Please filter the data below down to the lines holding the string "value".

Element data from apps and pages
»»
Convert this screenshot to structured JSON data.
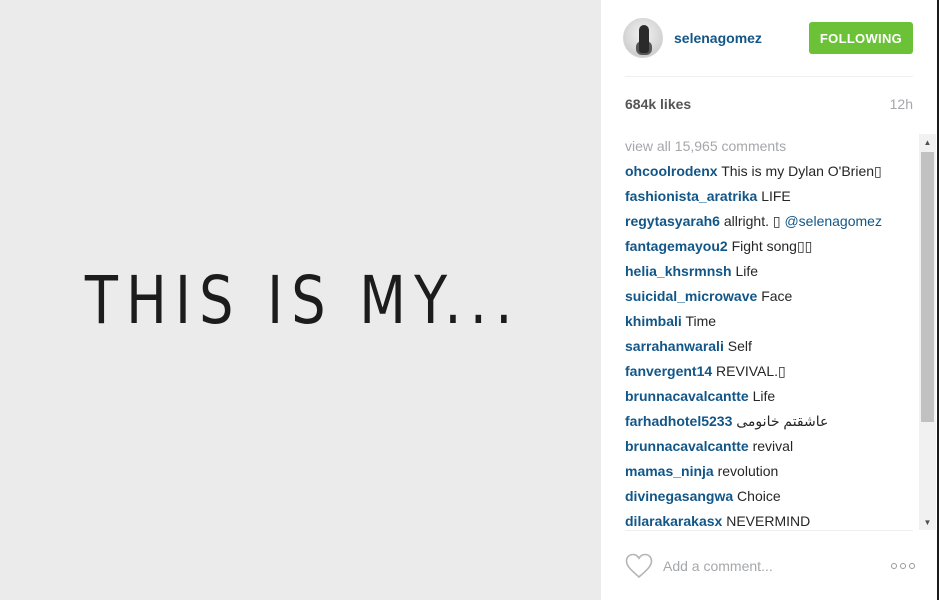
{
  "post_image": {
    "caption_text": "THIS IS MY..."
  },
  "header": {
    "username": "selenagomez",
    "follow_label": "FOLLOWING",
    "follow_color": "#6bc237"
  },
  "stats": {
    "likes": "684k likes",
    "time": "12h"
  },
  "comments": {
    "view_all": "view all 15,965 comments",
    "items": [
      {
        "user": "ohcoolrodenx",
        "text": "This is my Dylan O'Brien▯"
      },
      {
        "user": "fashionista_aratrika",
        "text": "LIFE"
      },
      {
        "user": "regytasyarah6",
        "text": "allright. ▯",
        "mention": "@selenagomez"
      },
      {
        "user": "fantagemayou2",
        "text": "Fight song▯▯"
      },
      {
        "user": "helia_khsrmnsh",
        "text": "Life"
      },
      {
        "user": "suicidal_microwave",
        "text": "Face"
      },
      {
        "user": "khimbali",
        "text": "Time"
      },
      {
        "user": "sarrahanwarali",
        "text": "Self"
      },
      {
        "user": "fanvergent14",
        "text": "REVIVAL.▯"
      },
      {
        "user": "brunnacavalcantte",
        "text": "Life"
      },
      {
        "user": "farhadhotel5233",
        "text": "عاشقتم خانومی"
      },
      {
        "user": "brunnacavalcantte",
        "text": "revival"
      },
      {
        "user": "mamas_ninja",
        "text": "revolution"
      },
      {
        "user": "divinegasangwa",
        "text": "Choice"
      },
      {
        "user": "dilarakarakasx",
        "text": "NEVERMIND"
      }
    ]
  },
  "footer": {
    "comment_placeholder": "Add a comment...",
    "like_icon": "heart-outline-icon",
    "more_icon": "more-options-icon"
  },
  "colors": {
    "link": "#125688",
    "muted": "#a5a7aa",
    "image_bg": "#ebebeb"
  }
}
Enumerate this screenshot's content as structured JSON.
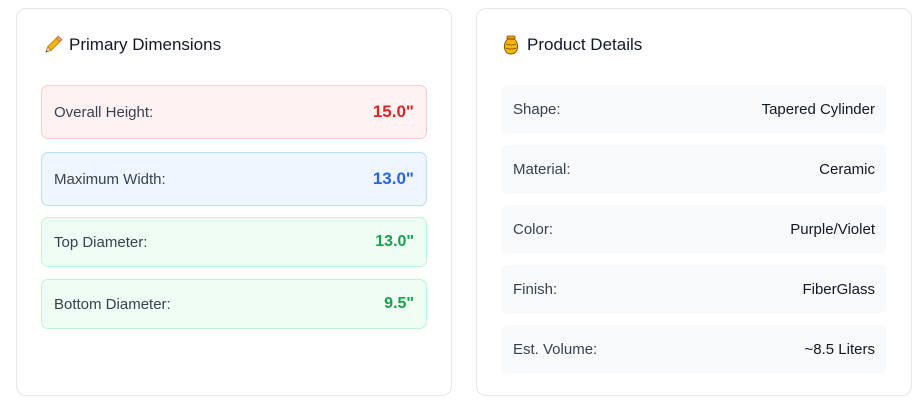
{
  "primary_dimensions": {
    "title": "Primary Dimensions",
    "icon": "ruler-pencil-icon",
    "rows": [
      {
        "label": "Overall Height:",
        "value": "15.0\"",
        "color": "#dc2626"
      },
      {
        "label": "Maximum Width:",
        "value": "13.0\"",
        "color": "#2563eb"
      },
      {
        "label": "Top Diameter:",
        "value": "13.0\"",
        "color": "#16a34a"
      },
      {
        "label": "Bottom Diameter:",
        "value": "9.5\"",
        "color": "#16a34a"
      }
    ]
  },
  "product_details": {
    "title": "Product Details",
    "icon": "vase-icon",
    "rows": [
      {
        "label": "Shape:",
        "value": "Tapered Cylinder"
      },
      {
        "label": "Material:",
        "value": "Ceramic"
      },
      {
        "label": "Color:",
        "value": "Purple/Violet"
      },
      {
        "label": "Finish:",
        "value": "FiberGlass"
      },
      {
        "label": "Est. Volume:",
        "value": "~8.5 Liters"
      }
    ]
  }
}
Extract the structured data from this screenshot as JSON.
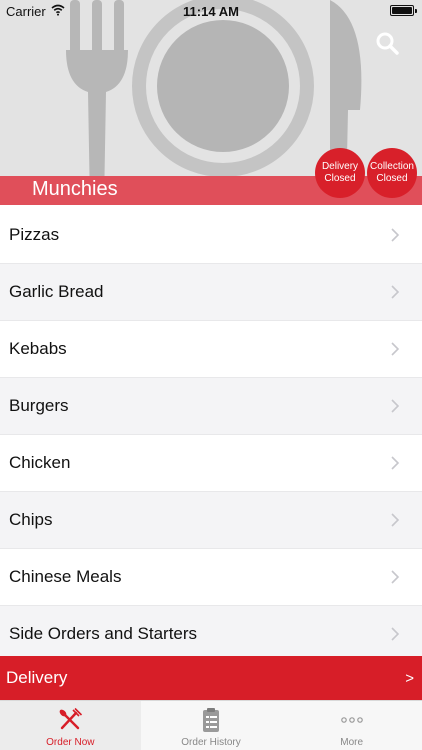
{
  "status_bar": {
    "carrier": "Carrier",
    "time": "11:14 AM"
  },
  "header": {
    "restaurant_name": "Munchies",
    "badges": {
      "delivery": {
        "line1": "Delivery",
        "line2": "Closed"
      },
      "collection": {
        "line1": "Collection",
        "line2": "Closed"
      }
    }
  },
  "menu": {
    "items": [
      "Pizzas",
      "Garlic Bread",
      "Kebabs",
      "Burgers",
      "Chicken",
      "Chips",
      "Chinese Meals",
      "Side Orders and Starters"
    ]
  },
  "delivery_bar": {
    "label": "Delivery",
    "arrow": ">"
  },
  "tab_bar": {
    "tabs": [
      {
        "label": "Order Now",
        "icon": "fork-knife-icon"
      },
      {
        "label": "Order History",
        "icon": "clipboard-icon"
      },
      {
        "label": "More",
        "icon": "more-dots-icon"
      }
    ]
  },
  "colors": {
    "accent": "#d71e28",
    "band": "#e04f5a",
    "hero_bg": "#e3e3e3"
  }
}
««
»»
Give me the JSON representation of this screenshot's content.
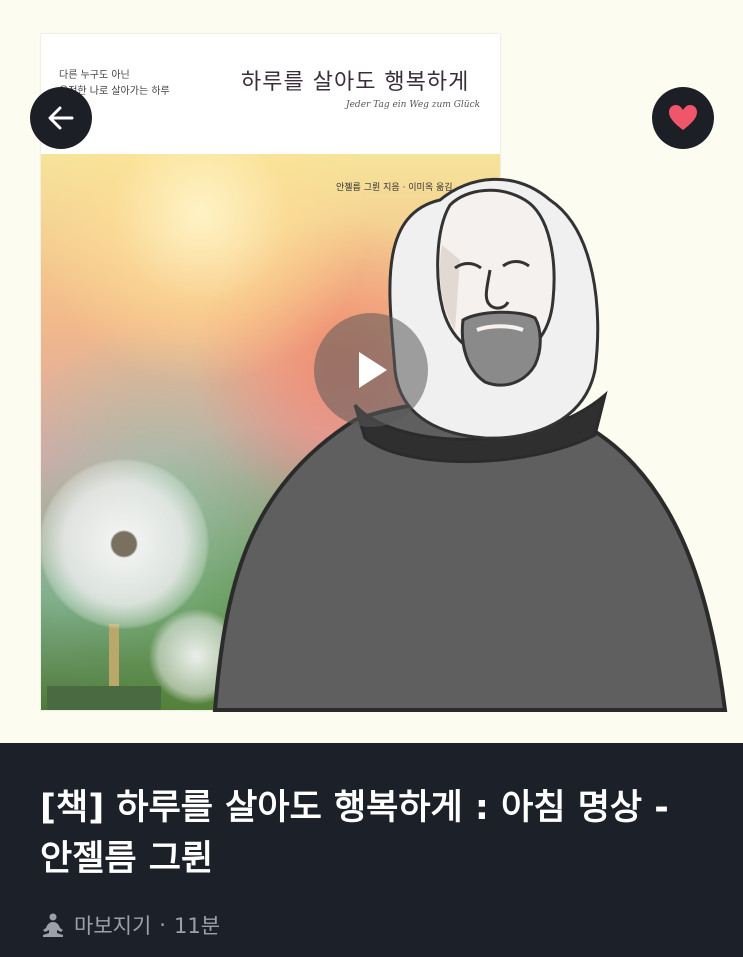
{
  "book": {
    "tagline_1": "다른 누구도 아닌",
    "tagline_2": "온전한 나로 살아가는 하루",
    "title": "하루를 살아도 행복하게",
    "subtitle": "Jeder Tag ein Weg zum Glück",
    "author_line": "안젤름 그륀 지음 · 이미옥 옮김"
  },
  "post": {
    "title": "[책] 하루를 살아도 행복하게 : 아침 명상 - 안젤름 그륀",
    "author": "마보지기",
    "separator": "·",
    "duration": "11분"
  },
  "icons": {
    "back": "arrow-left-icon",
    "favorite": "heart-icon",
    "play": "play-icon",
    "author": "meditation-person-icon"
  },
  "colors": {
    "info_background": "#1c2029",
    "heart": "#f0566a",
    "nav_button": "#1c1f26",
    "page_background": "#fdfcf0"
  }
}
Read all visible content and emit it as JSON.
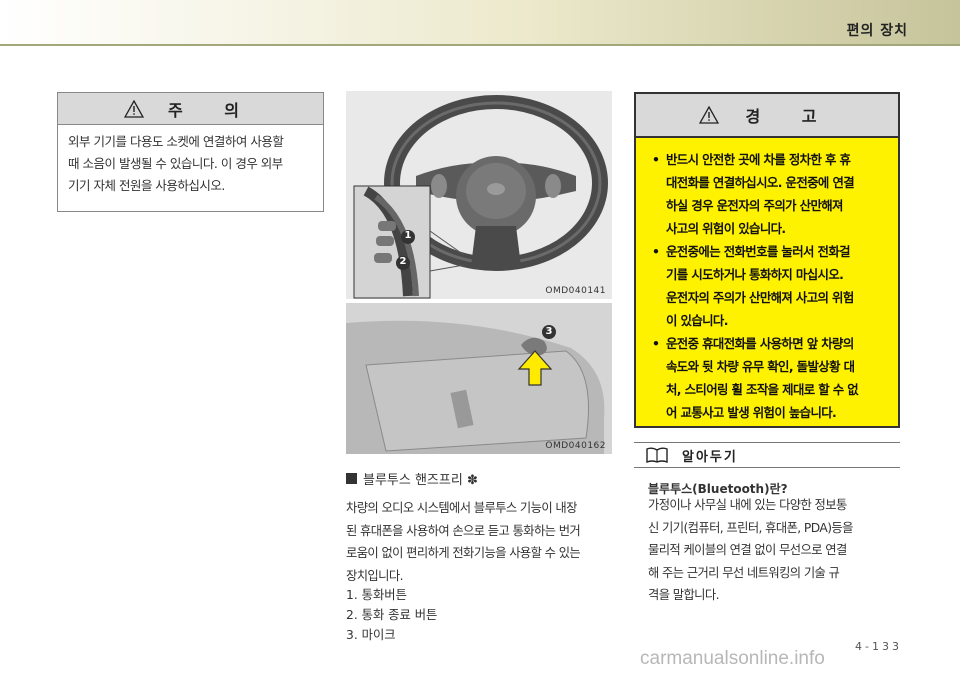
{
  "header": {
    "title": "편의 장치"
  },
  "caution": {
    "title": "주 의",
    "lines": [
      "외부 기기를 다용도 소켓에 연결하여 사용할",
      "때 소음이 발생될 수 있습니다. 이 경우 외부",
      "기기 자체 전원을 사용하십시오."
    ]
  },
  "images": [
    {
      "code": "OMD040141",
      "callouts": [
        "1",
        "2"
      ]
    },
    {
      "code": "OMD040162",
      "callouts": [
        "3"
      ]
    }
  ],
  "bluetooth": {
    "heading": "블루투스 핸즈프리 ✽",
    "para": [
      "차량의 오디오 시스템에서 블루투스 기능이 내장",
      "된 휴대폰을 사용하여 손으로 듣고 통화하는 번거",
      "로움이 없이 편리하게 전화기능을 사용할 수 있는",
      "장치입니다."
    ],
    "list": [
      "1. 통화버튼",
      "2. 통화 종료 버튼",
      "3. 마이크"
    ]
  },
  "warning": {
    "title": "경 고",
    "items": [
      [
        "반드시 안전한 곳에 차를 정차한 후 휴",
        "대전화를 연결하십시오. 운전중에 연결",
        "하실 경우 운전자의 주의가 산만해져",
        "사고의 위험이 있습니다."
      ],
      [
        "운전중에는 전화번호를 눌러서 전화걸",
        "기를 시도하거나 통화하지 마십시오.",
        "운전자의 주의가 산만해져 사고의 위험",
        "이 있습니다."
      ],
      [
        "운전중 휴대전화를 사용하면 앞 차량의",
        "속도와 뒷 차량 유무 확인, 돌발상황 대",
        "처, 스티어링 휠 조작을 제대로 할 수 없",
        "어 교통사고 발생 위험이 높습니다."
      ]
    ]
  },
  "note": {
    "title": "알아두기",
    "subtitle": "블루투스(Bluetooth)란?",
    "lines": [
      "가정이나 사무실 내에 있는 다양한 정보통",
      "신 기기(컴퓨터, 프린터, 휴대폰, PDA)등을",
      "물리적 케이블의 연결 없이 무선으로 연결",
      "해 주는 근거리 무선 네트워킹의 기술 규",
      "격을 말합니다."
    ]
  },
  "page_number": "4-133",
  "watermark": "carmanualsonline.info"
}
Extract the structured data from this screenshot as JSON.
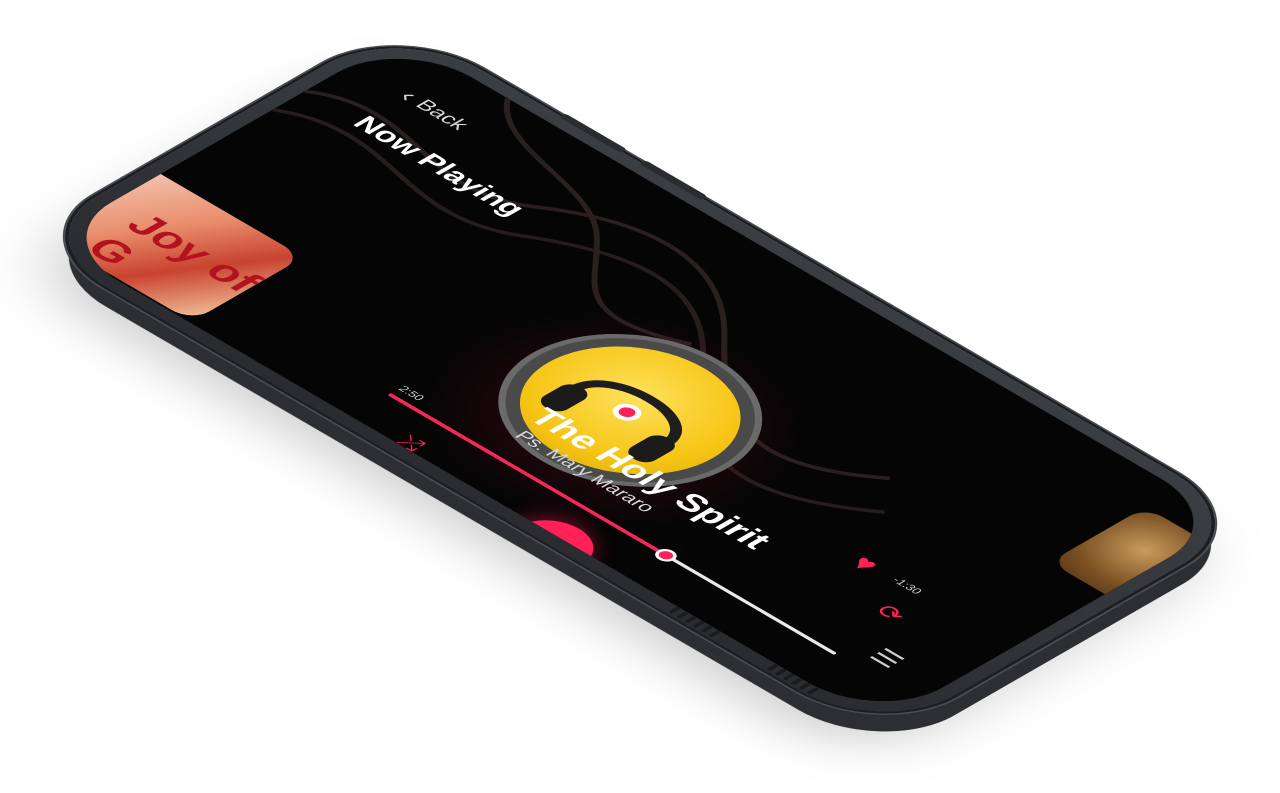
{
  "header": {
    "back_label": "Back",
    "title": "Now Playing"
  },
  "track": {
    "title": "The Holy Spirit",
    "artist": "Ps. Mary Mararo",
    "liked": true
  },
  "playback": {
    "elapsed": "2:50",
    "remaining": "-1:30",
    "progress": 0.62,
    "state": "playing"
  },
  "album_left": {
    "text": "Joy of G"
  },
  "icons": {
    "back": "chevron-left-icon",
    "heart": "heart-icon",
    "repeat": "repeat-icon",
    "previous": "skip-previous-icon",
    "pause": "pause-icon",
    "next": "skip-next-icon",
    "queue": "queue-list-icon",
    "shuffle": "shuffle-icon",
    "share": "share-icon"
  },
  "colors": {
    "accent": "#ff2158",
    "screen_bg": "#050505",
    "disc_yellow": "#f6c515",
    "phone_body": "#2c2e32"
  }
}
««
Answer box:
        "value": "15.0\"",
        "value": "13.0\"",
        "value": "13.0\"",
        "value": "9.5\"",
        "value": "Tapered Cylinder"
        "value": "Ceramic"
        "value": "Purple/Violet"
        "value": "FiberGlass"
        "value": "~8.5 Liters"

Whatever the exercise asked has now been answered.